# What needs to be done
All lines in the material with the string "mymodule" should be listed.

# Records for the exercise
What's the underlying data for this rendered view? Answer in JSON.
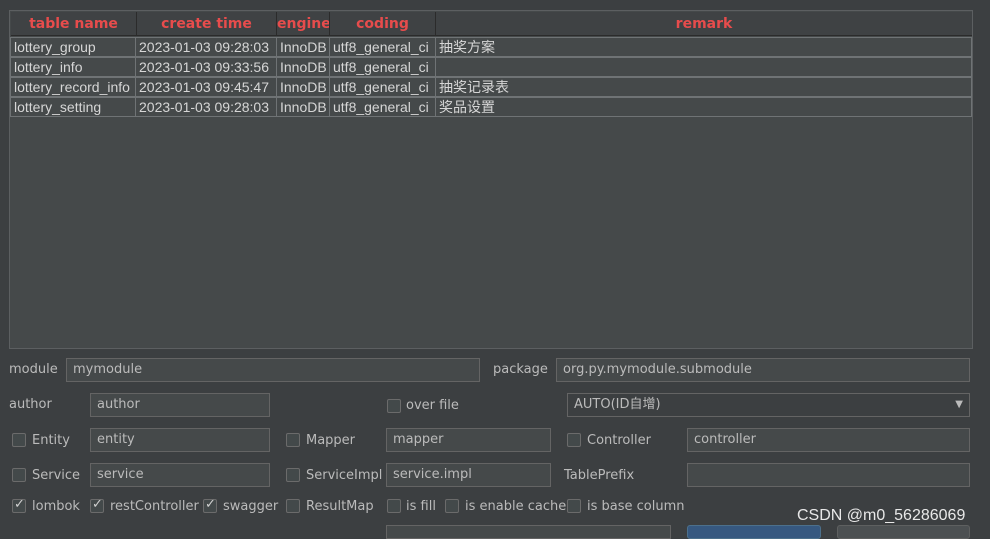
{
  "table": {
    "headers": [
      "table name",
      "create time",
      "engine",
      "coding",
      "remark"
    ],
    "rows": [
      [
        "lottery_group",
        "2023-01-03 09:28:03",
        "InnoDB",
        "utf8_general_ci",
        "抽奖方案"
      ],
      [
        "lottery_info",
        "2023-01-03 09:33:56",
        "InnoDB",
        "utf8_general_ci",
        ""
      ],
      [
        "lottery_record_info",
        "2023-01-03 09:45:47",
        "InnoDB",
        "utf8_general_ci",
        "抽奖记录表"
      ],
      [
        "lottery_setting",
        "2023-01-03 09:28:03",
        "InnoDB",
        "utf8_general_ci",
        "奖品设置"
      ]
    ]
  },
  "form": {
    "module_label": "module",
    "module_value": "mymodule",
    "package_label": "package",
    "package_value": "org.py.mymodule.submodule",
    "author_label": "author",
    "author_value": "author",
    "over_file_label": "over file",
    "id_type_value": "AUTO(ID自增)",
    "entity_label": "Entity",
    "entity_value": "entity",
    "mapper_label": "Mapper",
    "mapper_value": "mapper",
    "controller_label": "Controller",
    "controller_value": "controller",
    "service_label": "Service",
    "service_value": "service",
    "serviceimpl_label": "ServiceImpl",
    "serviceimpl_value": "service.impl",
    "tableprefix_label": "TablePrefix",
    "tableprefix_value": "",
    "lombok_label": "lombok",
    "restcontroller_label": "restController",
    "swagger_label": "swagger",
    "resultmap_label": "ResultMap",
    "isfill_label": "is fill",
    "enablecache_label": "is enable cache",
    "basecolumn_label": "is base column"
  },
  "watermark": "CSDN @m0_56286069",
  "colors": {
    "header_text": "#e74c4c",
    "background": "#3c3f41",
    "primary_button": "#365880"
  }
}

# Solution for this task
    "module_value": "mymodule",
    "package_value": "org.py.mymodule.submodule",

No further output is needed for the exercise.